Burnt Hills: Stevens School has been informed that a second fifth grade student has a confirmed case of pertussis, also called whooping cough.
According to the CDC (Centers for Disease Control and Prevention) pertussis is a respiratory illness and is a very contagious disease. Transmission of the disease is by person to person, usually by sneezing or coughing while in close contact with others.
Informational letters to parents from Stevens principal Ralph Rothacker were sent home with students on January 24 and on January 26. Although most people receive several inoculations against pertussis at a young age, many reasons remain as to why cases of pertussis continue to grow across the US. The childhood vaccine for pertussis is called DTaP, and the pertussis booster vaccine for adolescents and adults is called Tdap.
Mr. Rothacker's letters include answers to Frequently Asked Questions about the disease. "There is information here that will be new to some parents, for instance about booster shots for older children and adults," he says. "I urge all parents to read this and to call their physician if they have further questions. Nurse Tracey Hay and I remain in direct contact with the Saratoga County Department of Health and will continue to follow their advice."
Mr. Rothacker is also asking parents to promote the same good hygiene rules as the school, as follows:
● Teach children to cough into a tissue or into their sleeve (crook of their elbow), rather than into their hands.
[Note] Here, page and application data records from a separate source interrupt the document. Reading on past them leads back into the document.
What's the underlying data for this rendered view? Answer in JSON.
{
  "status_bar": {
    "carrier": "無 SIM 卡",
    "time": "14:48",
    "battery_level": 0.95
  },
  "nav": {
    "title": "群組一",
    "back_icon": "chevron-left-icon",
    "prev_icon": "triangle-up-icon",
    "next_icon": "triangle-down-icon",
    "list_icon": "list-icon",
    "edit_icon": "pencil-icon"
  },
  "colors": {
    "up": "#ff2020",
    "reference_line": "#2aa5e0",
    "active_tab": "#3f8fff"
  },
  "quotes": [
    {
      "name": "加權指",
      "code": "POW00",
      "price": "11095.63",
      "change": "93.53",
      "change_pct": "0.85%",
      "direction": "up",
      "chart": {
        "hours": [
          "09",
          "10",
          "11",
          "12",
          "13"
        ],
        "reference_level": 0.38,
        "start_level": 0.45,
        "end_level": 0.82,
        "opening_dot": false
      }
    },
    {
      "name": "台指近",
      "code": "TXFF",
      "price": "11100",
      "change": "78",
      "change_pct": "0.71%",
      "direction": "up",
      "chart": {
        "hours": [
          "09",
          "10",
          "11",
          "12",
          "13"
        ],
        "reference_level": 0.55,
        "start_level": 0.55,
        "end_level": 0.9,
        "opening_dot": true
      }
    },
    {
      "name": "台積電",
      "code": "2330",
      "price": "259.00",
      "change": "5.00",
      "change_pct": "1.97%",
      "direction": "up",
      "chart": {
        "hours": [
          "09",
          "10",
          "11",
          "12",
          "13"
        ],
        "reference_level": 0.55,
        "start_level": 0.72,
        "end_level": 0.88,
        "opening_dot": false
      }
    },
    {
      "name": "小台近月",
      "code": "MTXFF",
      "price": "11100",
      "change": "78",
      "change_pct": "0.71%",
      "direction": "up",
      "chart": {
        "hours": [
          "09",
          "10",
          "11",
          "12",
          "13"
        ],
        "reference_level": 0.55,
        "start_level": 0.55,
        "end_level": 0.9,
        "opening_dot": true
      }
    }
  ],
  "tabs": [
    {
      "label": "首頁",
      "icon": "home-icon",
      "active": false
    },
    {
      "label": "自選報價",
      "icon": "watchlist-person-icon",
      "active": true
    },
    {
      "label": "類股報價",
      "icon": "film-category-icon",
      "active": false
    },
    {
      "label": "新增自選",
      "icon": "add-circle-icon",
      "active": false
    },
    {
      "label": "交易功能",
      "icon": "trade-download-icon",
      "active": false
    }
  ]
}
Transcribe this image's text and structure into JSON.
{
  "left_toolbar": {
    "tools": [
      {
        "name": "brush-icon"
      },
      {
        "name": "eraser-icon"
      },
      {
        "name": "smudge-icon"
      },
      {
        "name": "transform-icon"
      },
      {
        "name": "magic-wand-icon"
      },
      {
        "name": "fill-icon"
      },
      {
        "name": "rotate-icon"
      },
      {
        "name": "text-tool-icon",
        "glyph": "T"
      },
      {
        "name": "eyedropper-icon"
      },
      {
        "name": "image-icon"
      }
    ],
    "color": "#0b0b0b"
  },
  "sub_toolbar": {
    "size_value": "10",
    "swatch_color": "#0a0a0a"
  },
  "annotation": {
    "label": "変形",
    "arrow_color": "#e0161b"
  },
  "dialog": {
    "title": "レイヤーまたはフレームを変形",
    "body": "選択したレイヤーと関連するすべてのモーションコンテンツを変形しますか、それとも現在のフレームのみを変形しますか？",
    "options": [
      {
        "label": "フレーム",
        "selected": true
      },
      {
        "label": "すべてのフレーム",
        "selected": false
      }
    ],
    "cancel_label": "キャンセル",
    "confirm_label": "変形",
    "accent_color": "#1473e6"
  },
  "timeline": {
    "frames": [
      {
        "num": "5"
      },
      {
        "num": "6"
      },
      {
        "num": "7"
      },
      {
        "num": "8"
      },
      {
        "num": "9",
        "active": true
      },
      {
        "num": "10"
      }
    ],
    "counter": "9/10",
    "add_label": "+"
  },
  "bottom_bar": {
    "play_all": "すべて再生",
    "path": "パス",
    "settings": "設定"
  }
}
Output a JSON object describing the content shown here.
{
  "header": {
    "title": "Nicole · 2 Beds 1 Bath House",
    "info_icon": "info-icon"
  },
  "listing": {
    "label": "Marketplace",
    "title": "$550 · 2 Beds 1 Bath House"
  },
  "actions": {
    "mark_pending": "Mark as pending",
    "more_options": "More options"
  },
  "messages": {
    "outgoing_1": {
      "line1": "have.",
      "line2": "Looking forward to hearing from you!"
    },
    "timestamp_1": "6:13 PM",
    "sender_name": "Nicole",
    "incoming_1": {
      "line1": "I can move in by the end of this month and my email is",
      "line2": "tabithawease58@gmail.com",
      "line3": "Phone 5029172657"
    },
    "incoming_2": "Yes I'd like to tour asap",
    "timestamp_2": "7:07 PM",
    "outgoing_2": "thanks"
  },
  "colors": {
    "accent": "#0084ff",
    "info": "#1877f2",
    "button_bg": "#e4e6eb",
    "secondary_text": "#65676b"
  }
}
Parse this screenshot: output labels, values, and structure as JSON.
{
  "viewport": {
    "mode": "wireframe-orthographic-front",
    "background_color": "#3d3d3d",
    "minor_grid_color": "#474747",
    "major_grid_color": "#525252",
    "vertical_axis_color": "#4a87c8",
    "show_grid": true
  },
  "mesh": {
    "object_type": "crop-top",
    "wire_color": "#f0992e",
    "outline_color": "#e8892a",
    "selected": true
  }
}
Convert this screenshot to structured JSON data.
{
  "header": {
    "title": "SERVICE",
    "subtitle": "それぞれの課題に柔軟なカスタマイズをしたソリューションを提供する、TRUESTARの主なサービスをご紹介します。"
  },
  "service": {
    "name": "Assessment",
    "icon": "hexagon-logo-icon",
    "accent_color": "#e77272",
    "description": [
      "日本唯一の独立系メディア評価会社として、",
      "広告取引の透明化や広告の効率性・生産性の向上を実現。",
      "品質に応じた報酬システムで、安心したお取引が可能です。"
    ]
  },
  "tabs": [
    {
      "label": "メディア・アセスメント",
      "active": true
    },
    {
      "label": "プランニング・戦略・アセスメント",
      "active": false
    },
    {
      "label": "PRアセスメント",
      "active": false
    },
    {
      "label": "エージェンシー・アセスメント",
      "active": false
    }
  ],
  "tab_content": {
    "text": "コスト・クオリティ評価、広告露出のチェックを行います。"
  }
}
Then to place the used tissue promptly in the waste basket and to wash their hands.
● Remind children and adults about proper hand washing technique, including the use of hot water and soap.
● Keep bathrooms well supplied with soap and paper towels. Hand sanitizers can also be helpful in situations where soap and water are not available.